* TASK TO COMPLETE: Leave the images aside and output every entry exactly.

Dataset records:
%%

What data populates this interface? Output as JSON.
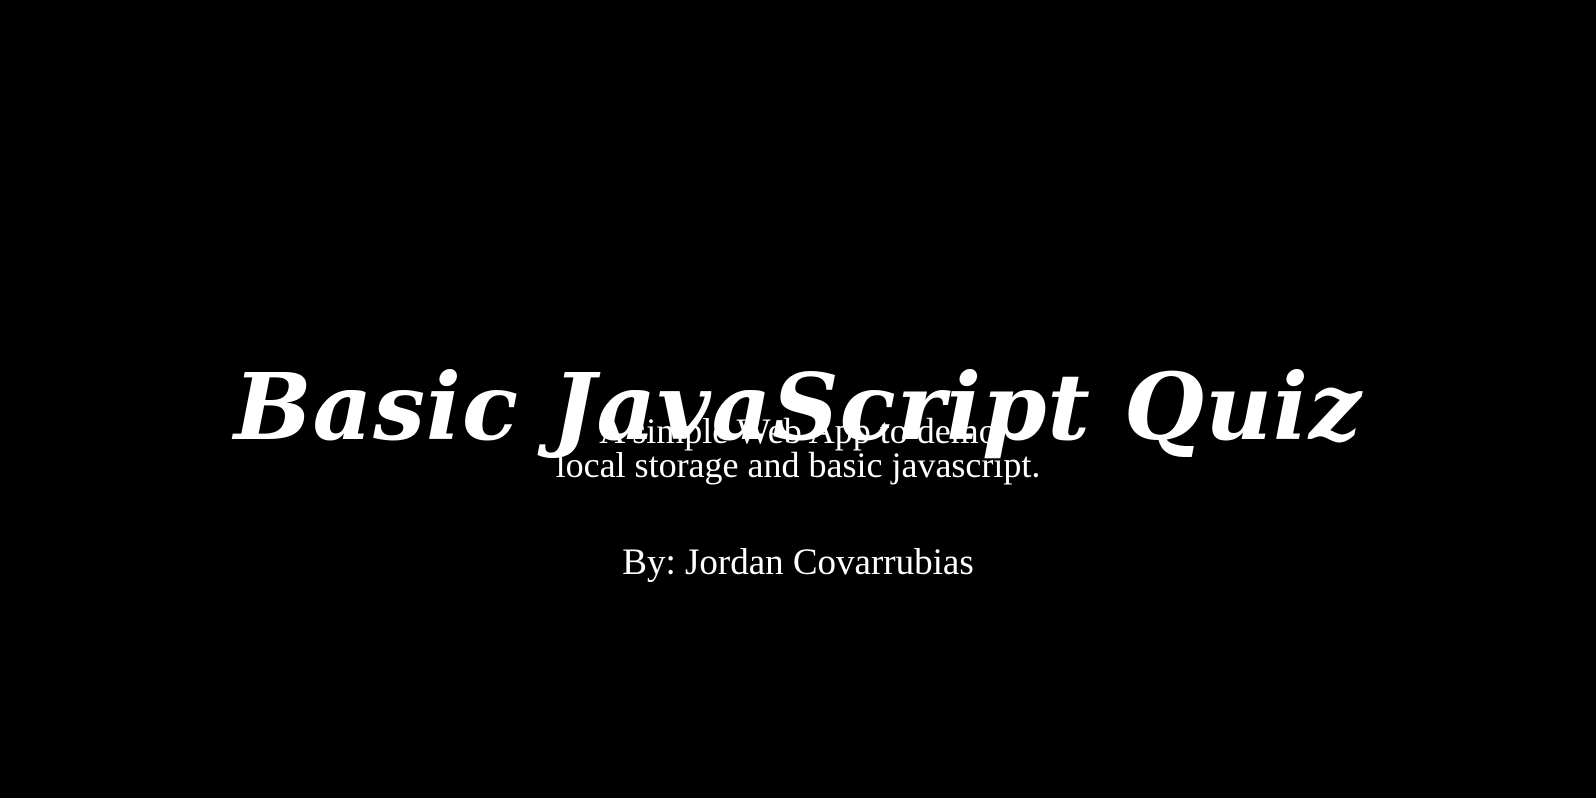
{
  "hero": {
    "title": "Basic JavaScript Quiz",
    "subtitle_line1": "A simple Web App to demo",
    "subtitle_line2": "local storage and basic javascript.",
    "author": "By: Jordan Covarrubias"
  },
  "colors": {
    "background": "#000000",
    "text": "#ffffff"
  }
}
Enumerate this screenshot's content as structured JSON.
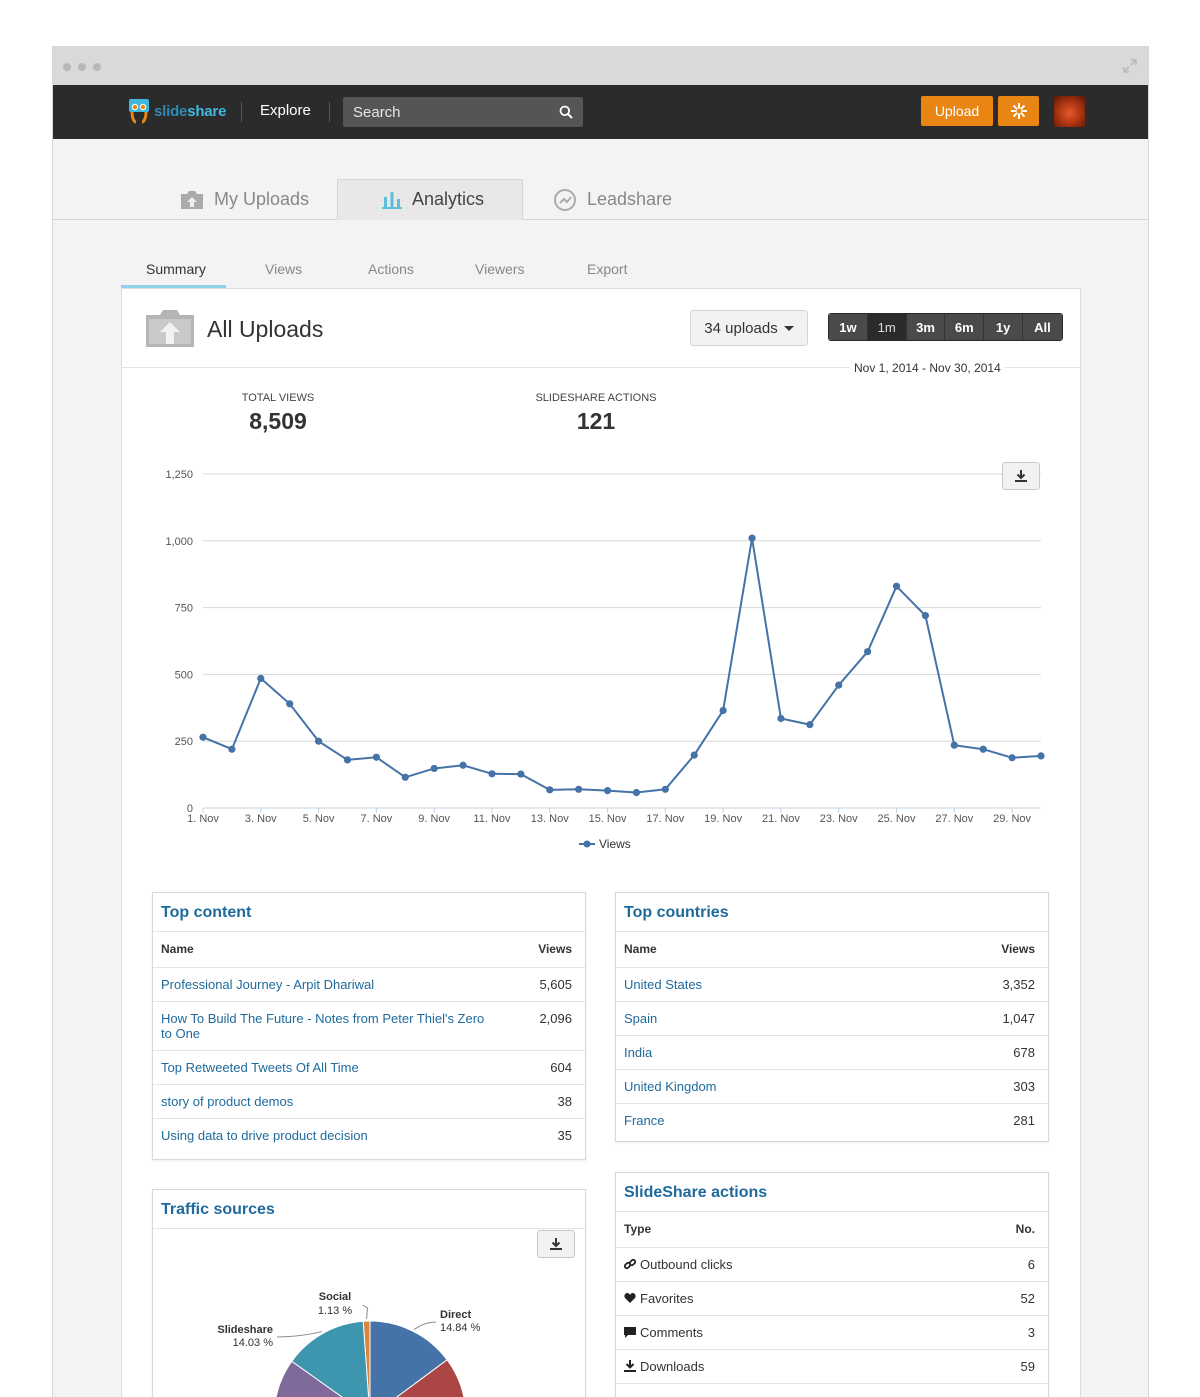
{
  "nav": {
    "logo": {
      "part1": "slide",
      "part2": "share"
    },
    "explore": "Explore",
    "search_placeholder": "Search",
    "upload": "Upload"
  },
  "main_tabs": [
    {
      "label": "My Uploads",
      "icon": "upload-tray-icon"
    },
    {
      "label": "Analytics",
      "icon": "bar-chart-icon",
      "active": true
    },
    {
      "label": "Leadshare",
      "icon": "leadshare-icon"
    }
  ],
  "sub_tabs": [
    {
      "label": "Summary",
      "active": true
    },
    {
      "label": "Views"
    },
    {
      "label": "Actions"
    },
    {
      "label": "Viewers"
    },
    {
      "label": "Export"
    }
  ],
  "panel": {
    "title": "All Uploads",
    "uploads_dropdown": "34 uploads",
    "ranges": [
      {
        "label": "1w"
      },
      {
        "label": "1m",
        "active": true
      },
      {
        "label": "3m"
      },
      {
        "label": "6m"
      },
      {
        "label": "1y"
      },
      {
        "label": "All"
      }
    ],
    "date_range": "Nov 1, 2014 - Nov 30, 2014",
    "stats": {
      "total_views_label": "TOTAL VIEWS",
      "total_views": "8,509",
      "actions_label": "SLIDESHARE ACTIONS",
      "actions": "121"
    }
  },
  "chart_data": {
    "type": "line",
    "xlabel": "",
    "ylabel": "",
    "ylim": [
      0,
      1250
    ],
    "y_ticks": [
      "0",
      "250",
      "500",
      "750",
      "1,000",
      "1,250"
    ],
    "x_tick_labels": [
      "1. Nov",
      "3. Nov",
      "5. Nov",
      "7. Nov",
      "9. Nov",
      "11. Nov",
      "13. Nov",
      "15. Nov",
      "17. Nov",
      "19. Nov",
      "21. Nov",
      "23. Nov",
      "25. Nov",
      "27. Nov",
      "29. Nov"
    ],
    "x": [
      1,
      2,
      3,
      4,
      5,
      6,
      7,
      8,
      9,
      10,
      11,
      12,
      13,
      14,
      15,
      16,
      17,
      18,
      19,
      20,
      21,
      22,
      23,
      24,
      25,
      26,
      27,
      28,
      29,
      30
    ],
    "series": [
      {
        "name": "Views",
        "color": "#4572a7",
        "values": [
          265,
          220,
          485,
          390,
          250,
          180,
          190,
          115,
          148,
          160,
          128,
          127,
          68,
          70,
          65,
          58,
          70,
          198,
          365,
          1010,
          335,
          312,
          460,
          585,
          830,
          720,
          235,
          220,
          188,
          195
        ]
      }
    ],
    "legend": "bottom-center",
    "grid": true
  },
  "top_content": {
    "title": "Top content",
    "col_name": "Name",
    "col_views": "Views",
    "rows": [
      {
        "name": "Professional Journey - Arpit Dhariwal",
        "views": "5,605"
      },
      {
        "name": "How To Build The Future - Notes from Peter Thiel's Zero to One",
        "views": "2,096"
      },
      {
        "name": "Top Retweeted Tweets Of All Time",
        "views": "604"
      },
      {
        "name": "story of product demos",
        "views": "38"
      },
      {
        "name": "Using data to drive product decision",
        "views": "35"
      }
    ]
  },
  "top_countries": {
    "title": "Top countries",
    "col_name": "Name",
    "col_views": "Views",
    "rows": [
      {
        "name": "United States",
        "views": "3,352"
      },
      {
        "name": "Spain",
        "views": "1,047"
      },
      {
        "name": "India",
        "views": "678"
      },
      {
        "name": "United Kingdom",
        "views": "303"
      },
      {
        "name": "France",
        "views": "281"
      }
    ]
  },
  "traffic_sources": {
    "title": "Traffic sources",
    "slices": [
      {
        "name": "Direct",
        "pct": "14.84 %",
        "value": 14.84,
        "color": "#4572a7"
      },
      {
        "name": "Social",
        "pct": "1.13 %",
        "value": 1.13,
        "color": "#db843d"
      },
      {
        "name": "Slideshare",
        "pct": "14.03 %",
        "value": 14.03,
        "color": "#3d96ae"
      }
    ]
  },
  "actions": {
    "title": "SlideShare actions",
    "col_type": "Type",
    "col_no": "No.",
    "rows": [
      {
        "type": "Outbound clicks",
        "icon": "link-icon",
        "no": "6"
      },
      {
        "type": "Favorites",
        "icon": "heart-icon",
        "no": "52"
      },
      {
        "type": "Comments",
        "icon": "comment-icon",
        "no": "3"
      },
      {
        "type": "Downloads",
        "icon": "download-icon",
        "no": "59"
      }
    ]
  }
}
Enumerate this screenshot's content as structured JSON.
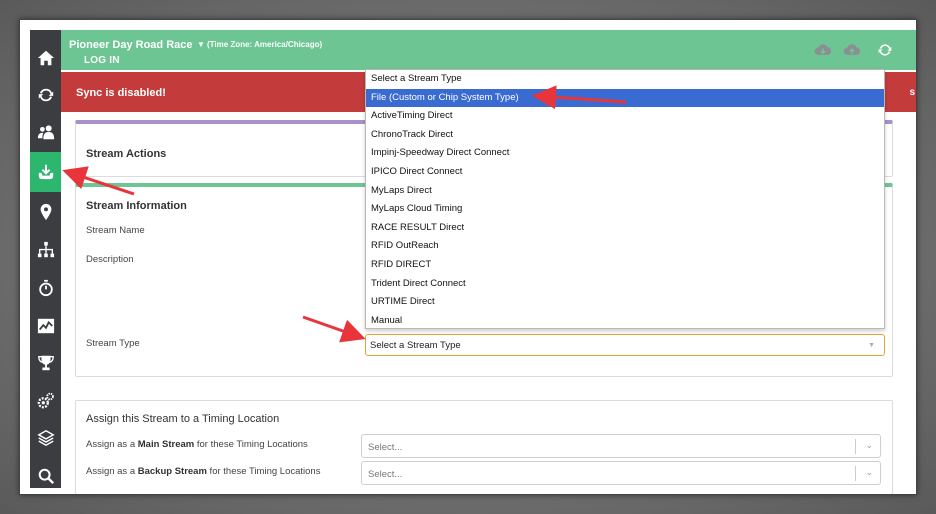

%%

* RESULT FOR THIS TASK:
What data populates this interface? Output as JSON.
{
  "hero": {
    "title": "Basic JavaScript Quiz",
    "subtitle_line1": "A simple Web App to demo",
    "subtitle_line2": "local storage and basic javascript.",
    "author": "By: Jordan Covarrubias"
  },
  "colors": {
    "background": "#000000",
    "text": "#ffffff"
  }
}
Enumerate this screenshot's content as structured JSON.
{
  "nav": {
    "logo": {
      "part1": "slide",
      "part2": "share"
    },
    "explore": "Explore",
    "search_placeholder": "Search",
    "upload": "Upload"
  },
  "main_tabs": [
    {
      "label": "My Uploads",
      "icon": "upload-tray-icon"
    },
    {
      "label": "Analytics",
      "icon": "bar-chart-icon",
      "active": true
    },
    {
      "label": "Leadshare",
      "icon": "leadshare-icon"
    }
  ],
  "sub_tabs": [
    {
      "label": "Summary",
      "active": true
    },
    {
      "label": "Views"
    },
    {
      "label": "Actions"
    },
    {
      "label": "Viewers"
    },
    {
      "label": "Export"
    }
  ],
  "panel": {
    "title": "All Uploads",
    "uploads_dropdown": "34 uploads",
    "ranges": [
      {
        "label": "1w"
      },
      {
        "label": "1m",
        "active": true
      },
      {
        "label": "3m"
      },
      {
        "label": "6m"
      },
      {
        "label": "1y"
      },
      {
        "label": "All"
      }
    ],
    "date_range": "Nov 1, 2014 - Nov 30, 2014",
    "stats": {
      "total_views_label": "TOTAL VIEWS",
      "total_views": "8,509",
      "actions_label": "SLIDESHARE ACTIONS",
      "actions": "121"
    }
  },
  "chart_data": {
    "type": "line",
    "xlabel": "",
    "ylabel": "",
    "ylim": [
      0,
      1250
    ],
    "y_ticks": [
      "0",
      "250",
      "500",
      "750",
      "1,000",
      "1,250"
    ],
    "x_tick_labels": [
      "1. Nov",
      "3. Nov",
      "5. Nov",
      "7. Nov",
      "9. Nov",
      "11. Nov",
      "13. Nov",
      "15. Nov",
      "17. Nov",
      "19. Nov",
      "21. Nov",
      "23. Nov",
      "25. Nov",
      "27. Nov",
      "29. Nov"
    ],
    "x": [
      1,
      2,
      3,
      4,
      5,
      6,
      7,
      8,
      9,
      10,
      11,
      12,
      13,
      14,
      15,
      16,
      17,
      18,
      19,
      20,
      21,
      22,
      23,
      24,
      25,
      26,
      27,
      28,
      29,
      30
    ],
    "series": [
      {
        "name": "Views",
        "color": "#4572a7",
        "values": [
          265,
          220,
          485,
          390,
          250,
          180,
          190,
          115,
          148,
          160,
          128,
          127,
          68,
          70,
          65,
          58,
          70,
          198,
          365,
          1010,
          335,
          312,
          460,
          585,
          830,
          720,
          235,
          220,
          188,
          195
        ]
      }
    ],
    "legend": "bottom-center",
    "grid": true
  },
  "top_content": {
    "title": "Top content",
    "col_name": "Name",
    "col_views": "Views",
    "rows": [
      {
        "name": "Professional Journey - Arpit Dhariwal",
        "views": "5,605"
      },
      {
        "name": "How To Build The Future - Notes from Peter Thiel's Zero to One",
        "views": "2,096"
      },
      {
        "name": "Top Retweeted Tweets Of All Time",
        "views": "604"
      },
      {
        "name": "story of product demos",
        "views": "38"
      },
      {
        "name": "Using data to drive product decision",
        "views": "35"
      }
    ]
  },
  "top_countries": {
    "title": "Top countries",
    "col_name": "Name",
    "col_views": "Views",
    "rows": [
      {
        "name": "United States",
        "views": "3,352"
      },
      {
        "name": "Spain",
        "views": "1,047"
      },
      {
        "name": "India",
        "views": "678"
      },
      {
        "name": "United Kingdom",
        "views": "303"
      },
      {
        "name": "France",
        "views": "281"
      }
    ]
  },
  "traffic_sources": {
    "title": "Traffic sources",
    "slices": [
      {
        "name": "Direct",
        "pct": "14.84 %",
        "value": 14.84,
        "color": "#4572a7"
      },
      {
        "name": "Social",
        "pct": "1.13 %",
        "value": 1.13,
        "color": "#db843d"
      },
      {
        "name": "Slideshare",
        "pct": "14.03 %",
        "value": 14.03,
        "color": "#3d96ae"
      }
    ]
  },
  "actions": {
    "title": "SlideShare actions",
    "col_type": "Type",
    "col_no": "No.",
    "rows": [
      {
        "type": "Outbound clicks",
        "icon": "link-icon",
        "no": "6"
      },
      {
        "type": "Favorites",
        "icon": "heart-icon",
        "no": "52"
      },
      {
        "type": "Comments",
        "icon": "comment-icon",
        "no": "3"
      },
      {
        "type": "Downloads",
        "icon": "download-icon",
        "no": "59"
      }
    ]
  }
}
Enumerate this screenshot's content as structured JSON.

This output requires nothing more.